gifts of god or the sudden acquisition of wealth, [largely inexplicable save as favor by the gods]. The backdrop here is that it assumed to be some ”epidemic” or widespread accomplishments, not the singular achievements of one jackpot winner. Just as with California gold rush, ”epidemicized” or breakout riches is like the tides that help most dinghies brave the storm in cruise velocities.
Next, ubani as a word moved on, even as it retained its original meaning, to be a metaphor for space. That is, ubani also came to signify the zones, which merely happened in this instance to be coastal, where widespread creation of the sudden wealth so happened. [That is properly ubani is not a coastal region in any strict sense. And this is important. Ubani is any space, any region etc. where a good epidemic of wealth creation suddenly happens. That is ubani is a concept, the coastal region is just one expression, not an exhaustive expression of that concept. The fact of this is important as we shall see in a related paper on Oru na Igbo.]
And the fact of this travelogue of meanings is usual in all languages.
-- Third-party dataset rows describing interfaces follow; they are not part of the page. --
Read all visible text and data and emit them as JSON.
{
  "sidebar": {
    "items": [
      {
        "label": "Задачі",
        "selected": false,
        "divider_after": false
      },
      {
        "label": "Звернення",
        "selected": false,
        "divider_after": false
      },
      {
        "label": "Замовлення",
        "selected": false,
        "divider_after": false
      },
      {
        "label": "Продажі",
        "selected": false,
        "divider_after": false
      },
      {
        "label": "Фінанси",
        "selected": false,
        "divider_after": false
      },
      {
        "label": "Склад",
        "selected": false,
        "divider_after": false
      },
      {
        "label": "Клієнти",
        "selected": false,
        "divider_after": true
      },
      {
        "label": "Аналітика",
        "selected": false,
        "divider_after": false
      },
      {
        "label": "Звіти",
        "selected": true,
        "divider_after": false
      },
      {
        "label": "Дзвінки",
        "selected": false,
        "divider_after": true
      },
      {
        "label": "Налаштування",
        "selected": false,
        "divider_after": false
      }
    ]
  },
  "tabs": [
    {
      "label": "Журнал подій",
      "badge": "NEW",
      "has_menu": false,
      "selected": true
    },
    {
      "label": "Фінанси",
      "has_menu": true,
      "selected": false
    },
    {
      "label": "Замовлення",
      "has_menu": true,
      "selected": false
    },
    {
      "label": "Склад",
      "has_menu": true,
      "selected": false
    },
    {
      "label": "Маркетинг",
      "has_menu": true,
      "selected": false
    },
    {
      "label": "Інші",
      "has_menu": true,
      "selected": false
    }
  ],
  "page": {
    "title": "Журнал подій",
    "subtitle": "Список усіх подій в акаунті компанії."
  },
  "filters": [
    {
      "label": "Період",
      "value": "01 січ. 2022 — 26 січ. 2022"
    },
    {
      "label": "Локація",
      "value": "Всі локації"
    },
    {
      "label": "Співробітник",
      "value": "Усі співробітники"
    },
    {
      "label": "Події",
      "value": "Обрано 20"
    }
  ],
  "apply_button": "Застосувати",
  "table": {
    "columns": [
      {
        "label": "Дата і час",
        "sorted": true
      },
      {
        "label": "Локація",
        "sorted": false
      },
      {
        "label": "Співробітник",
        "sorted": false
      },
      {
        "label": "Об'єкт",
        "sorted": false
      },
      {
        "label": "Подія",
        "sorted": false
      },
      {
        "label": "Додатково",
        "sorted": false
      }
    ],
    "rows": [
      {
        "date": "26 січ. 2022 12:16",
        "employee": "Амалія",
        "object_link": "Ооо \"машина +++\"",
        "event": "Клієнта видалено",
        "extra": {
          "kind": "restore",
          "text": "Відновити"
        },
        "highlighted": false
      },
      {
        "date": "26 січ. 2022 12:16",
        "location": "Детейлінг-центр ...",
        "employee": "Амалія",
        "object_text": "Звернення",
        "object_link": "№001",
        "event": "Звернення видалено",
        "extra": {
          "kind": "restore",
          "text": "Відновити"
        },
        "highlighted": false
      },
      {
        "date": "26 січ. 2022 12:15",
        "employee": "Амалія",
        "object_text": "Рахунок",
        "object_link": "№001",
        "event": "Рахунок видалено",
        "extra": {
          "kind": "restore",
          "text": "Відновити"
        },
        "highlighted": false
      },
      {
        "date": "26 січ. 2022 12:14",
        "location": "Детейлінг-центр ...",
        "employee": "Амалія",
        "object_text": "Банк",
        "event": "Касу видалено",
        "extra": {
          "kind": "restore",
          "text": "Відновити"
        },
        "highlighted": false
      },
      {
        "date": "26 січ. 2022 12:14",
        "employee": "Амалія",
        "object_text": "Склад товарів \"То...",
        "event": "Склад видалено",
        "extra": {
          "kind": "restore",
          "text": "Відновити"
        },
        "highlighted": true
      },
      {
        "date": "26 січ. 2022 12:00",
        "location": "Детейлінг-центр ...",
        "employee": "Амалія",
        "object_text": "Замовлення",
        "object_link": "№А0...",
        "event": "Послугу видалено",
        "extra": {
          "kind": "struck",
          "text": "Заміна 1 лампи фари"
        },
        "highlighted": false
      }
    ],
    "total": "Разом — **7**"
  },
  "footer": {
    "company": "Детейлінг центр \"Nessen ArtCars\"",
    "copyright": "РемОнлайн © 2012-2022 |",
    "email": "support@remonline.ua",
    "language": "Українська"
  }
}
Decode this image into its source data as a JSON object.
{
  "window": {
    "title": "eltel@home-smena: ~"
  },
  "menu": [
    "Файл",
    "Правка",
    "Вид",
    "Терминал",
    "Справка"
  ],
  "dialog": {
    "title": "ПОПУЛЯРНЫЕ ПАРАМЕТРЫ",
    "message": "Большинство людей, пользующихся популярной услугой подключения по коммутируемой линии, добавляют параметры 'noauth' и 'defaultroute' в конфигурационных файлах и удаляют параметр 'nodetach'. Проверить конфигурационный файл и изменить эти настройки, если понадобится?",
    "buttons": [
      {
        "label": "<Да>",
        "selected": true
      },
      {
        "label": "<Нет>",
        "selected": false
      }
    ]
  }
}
For instance, 1. Attic began life as a region in the ancient Greek empire. Today, it has, coming a long way up to mean 2. the purest dialect of the ancient Greek tongue. Additionally, it also means 3. something of unsurpassed excellence, Attic quality.
Amongst the Igbo for instance, ikenga began life as a artistic/mystical representation of a man’s strength. Today, urban Igbo lexicographers take it to be the male organ, besides. The moral is that words and their meanings are moveable, are changelings etc. However getting to its original meaning – or philological meaning – helps us to drive the narrative and our futures better. It also helps to tell us who our fathers were. Language unconsciously is a storehouse of our past if understood or worked out philologically.
Of wordy powers or the powers embedded in words, it serves well to recall Honore de Balzac’s ”What a marvellous book one would write by narrating the life and adventures of a word!… in its triple aspect of soul, body and movement.”
Implied here is that these adventures are triggered by the Shakespeares and Balzacs of their languages. It thus follows, that Igbo language had its Achebes, makers of wordy adventures, even before the white man came upon us as pestilences. Achebe in Things Fall Apart, his great classic, hints it: ”Okoye said in the next half a dozen sentences in proverbs… and proverbs are the palm-oil with which words are eaten.”
And a great proverb I can assure is in the seduction of metaphors – is in playing Shakespeare, Balzac or Achebe with words. TO BE CONTINUED. Ahiazuwa.
A great proverb I can assure is in the seduction of metaphors – in playing Achebe with words. Ahiazuwa.